For land travel, you can hop on a budget-friendly bus for a bonus adventure, or hire a private driver. It can be worth hiring a car if you’re travelling in a group. Keep in mind that roadside challenges are common due to the steep and uneven terrain, old vehicles, and road closures. Give yourself some leeway to avoid this! Much like acclimating yourself to hike in Nepal, we recommend factoring in a couple of days for mishaps on the road. Travelling by land will be much more budget-savvy than taking to the air, but your choice of transportation depends on timeframe and sense of adventure!

Food in Nepal

The cuisine you’ll find in the Himalayas is excellent fuel for trekking—it’s packed with carbohydrates and protein to keep you full and energized. On your trek, prepare to get very familiar with dal bhat, a lentil stew with rice and curried potatoes. It’s vegetarian-friendly, but you’ll find curried meat options as well. The locals often eat this for lunch and dinner every day.

Aside from the dal bhat staple, teahouses offer extensive menus catering to the increase of tourists flocking to the area. Choose from hearty boiled potatoes in chili sauce, various curries and rice, momo—Nepali dumplings filled with cheese, veggies, or potato and served with chutney. There will usually be some form of a Sherpa stew made with meat, potatoes, and veggies in a rich sauce. Western options like pizza and pasta are also available, but they come with a more expensive price tag and quality cannot be guaranteed. Stick with the local flavours!

The breakfast menu will often include Tibetan bread, a lightly-fried sweet dough served with jam. Rice pudding or porridge with fresh coconut and cinnamon are great options for filling meals before heading out for each day’s intense trek. And, of course, you’ll find masala tea to warm you up on chilly mornings and evenings in the teahouse. Sip on the spicy, milky tea as you gaze out at the majestic views around you.

Nepalese customs in temples

Part of the mysticism that comes from trekking in Nepal is the influence of Hindu and Buddhist cultures. You are hiking through a foreign area, and with that comes a level of expected responsibility for respecting local customs. On your trek, you’re bound to visit a number of temples—they are sporadically built among the majestic Himalayan landscape because the mountains themselves have a deity-like power. Keep the following tips in mind when you enter temples en-route:

  • Take your shoes off before entering temples
  • Ask permission before entering Hindu temples
  • Do not take photographs inside Hindu temples (most of the time it is forbidden)

Cost to trek in Nepal

Nepal is a budget-friendly destination where you’ll be able to fulfill your Himalayan hiking dreams without breaking the bank. Of course, your trekking budget will vary depending on your preferences.
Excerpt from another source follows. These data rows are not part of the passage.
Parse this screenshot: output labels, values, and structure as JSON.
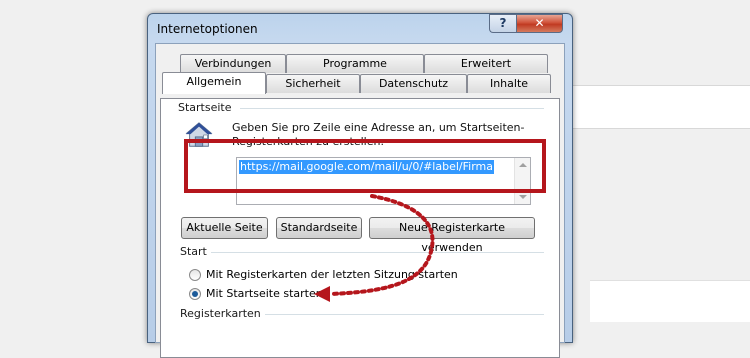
{
  "dialog": {
    "title": "Internetoptionen",
    "help_label": "?",
    "close_label": "✕"
  },
  "tabs": {
    "row1": [
      "Verbindungen",
      "Programme",
      "Erweitert"
    ],
    "row2": [
      "Allgemein",
      "Sicherheit",
      "Datenschutz",
      "Inhalte"
    ],
    "active": "Allgemein"
  },
  "startseite": {
    "heading": "Startseite",
    "description": "Geben Sie pro Zeile eine Adresse an, um Startseiten-Registerkarten zu erstellen.",
    "url": "https://mail.google.com/mail/u/0/#label/Firma",
    "buttons": {
      "current": "Aktuelle Seite",
      "standard": "Standardseite",
      "new_tab": "Neue Registerkarte verwenden"
    }
  },
  "start": {
    "heading": "Start",
    "options": [
      {
        "label": "Mit Registerkarten der letzten Sitzung starten",
        "checked": false
      },
      {
        "label": "Mit Startseite starten",
        "checked": true
      }
    ]
  },
  "registerkarten": {
    "heading": "Registerkarten"
  },
  "colors": {
    "highlight": "#b5161c",
    "selection": "#3399ff"
  }
}
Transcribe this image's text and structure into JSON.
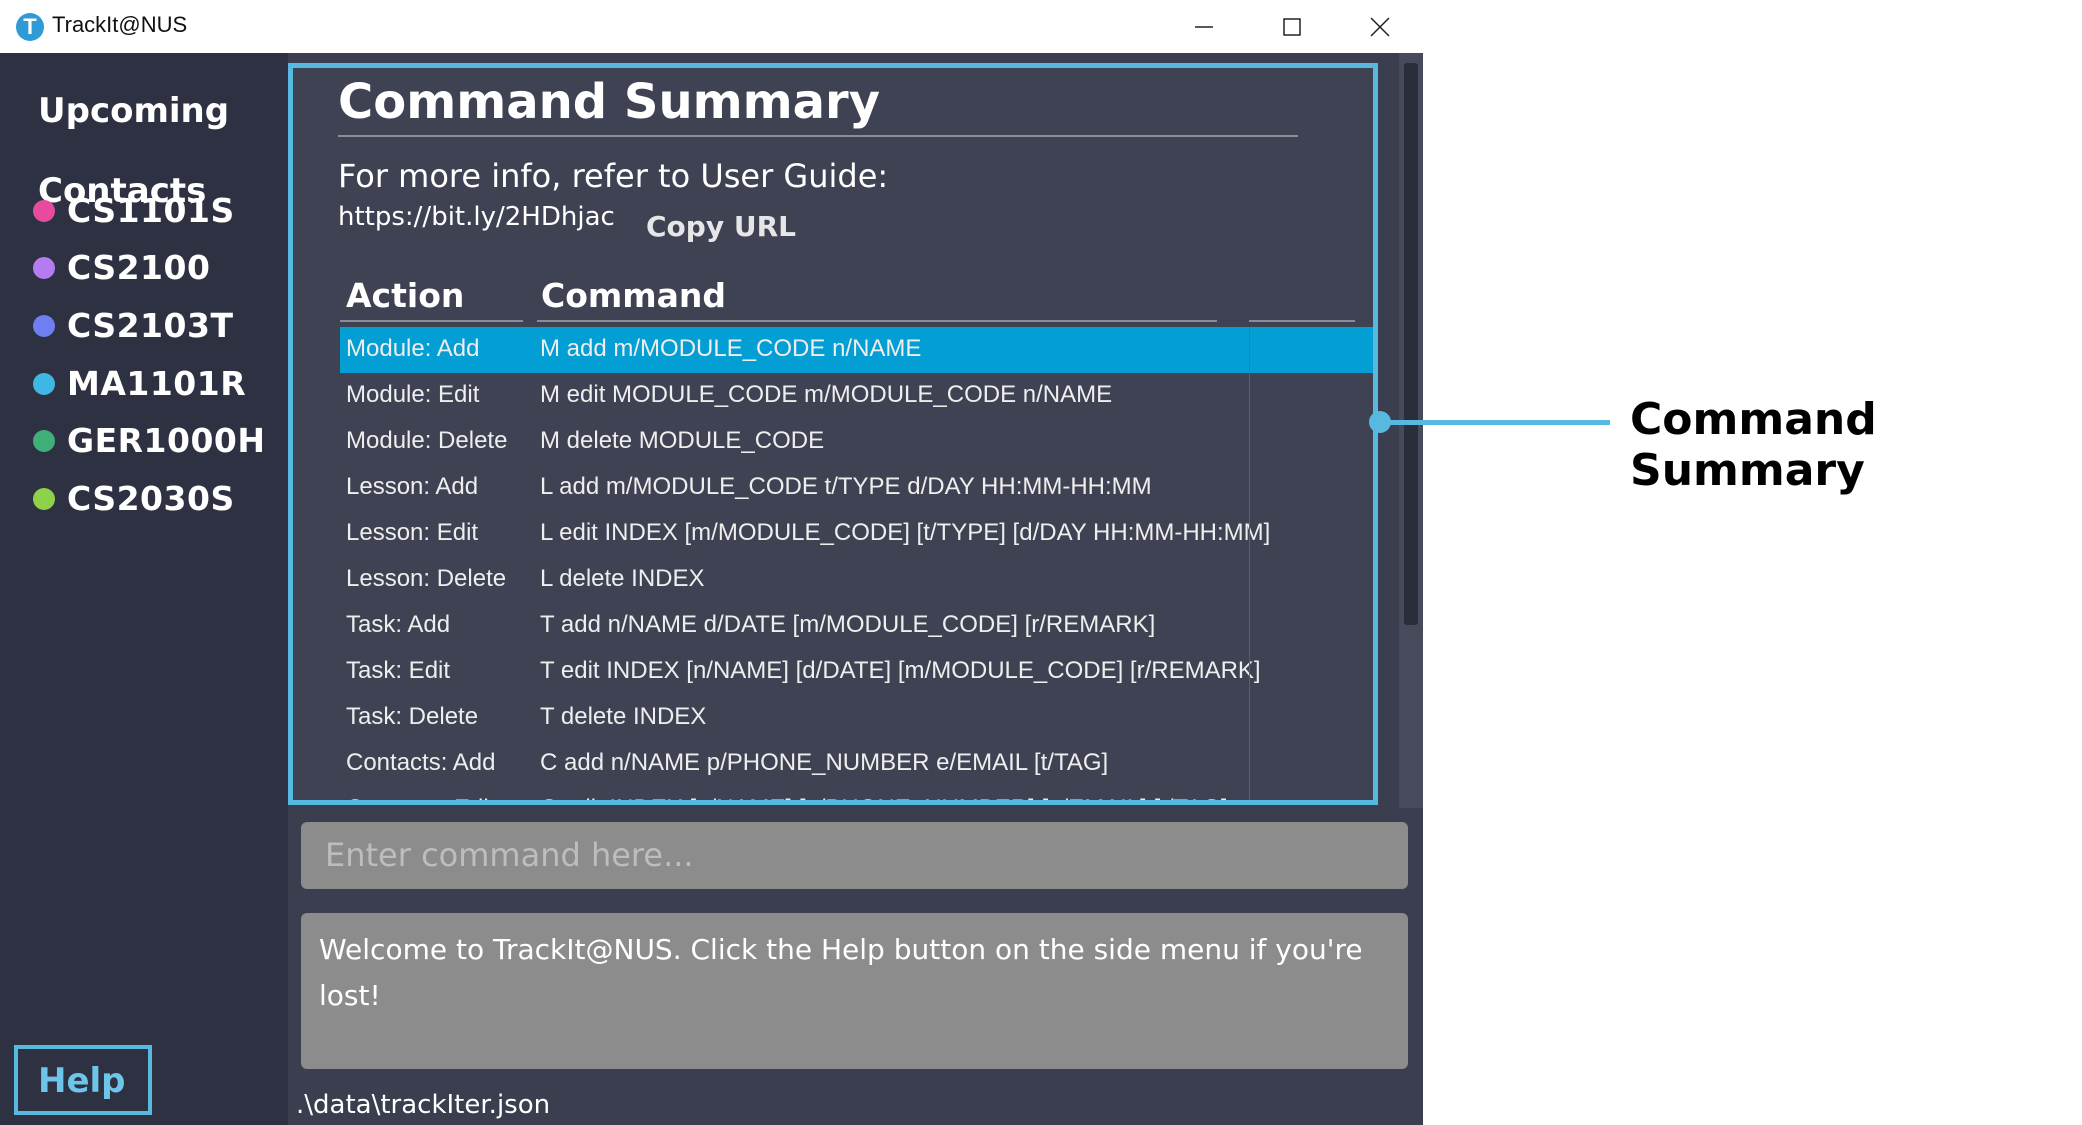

You can cut costs way down if you go to Nepal packed with all your own gear, take local buses to each destination, and eat the cheapest food. The most significant expenses are trekking permits—factor these costs in when you plan your journey.

We like to travel on a budget, so here’s a quick breakdown of costs for a two-week trip with 10 days of trekking for an individual:

  • Food: $15–25/day
  • Transportation to trek: $20 (about $5–10 for bus ticket each way, depending on where you start)
  • Guide: $30/day
  • TIMS card: $8.35
  • ACAP permit: $25
  • 15-day visa: $30

Two weeks in Nepal: $733.35

If you have more cash to spend on your journey, you could pay for the convenience of domestic flights to reach your trek, avoiding a long, possibly overnight bus ride. Domestic flights cost around $160. Your costs will increase if you spend the majority of your nights in teahouses, which cost $3–10, rather than camping, or if you need to purchase gear in Nepal. With some careful planning and preparation, you can check off your bucket-list hike in Nepal without dipping into your savings too much.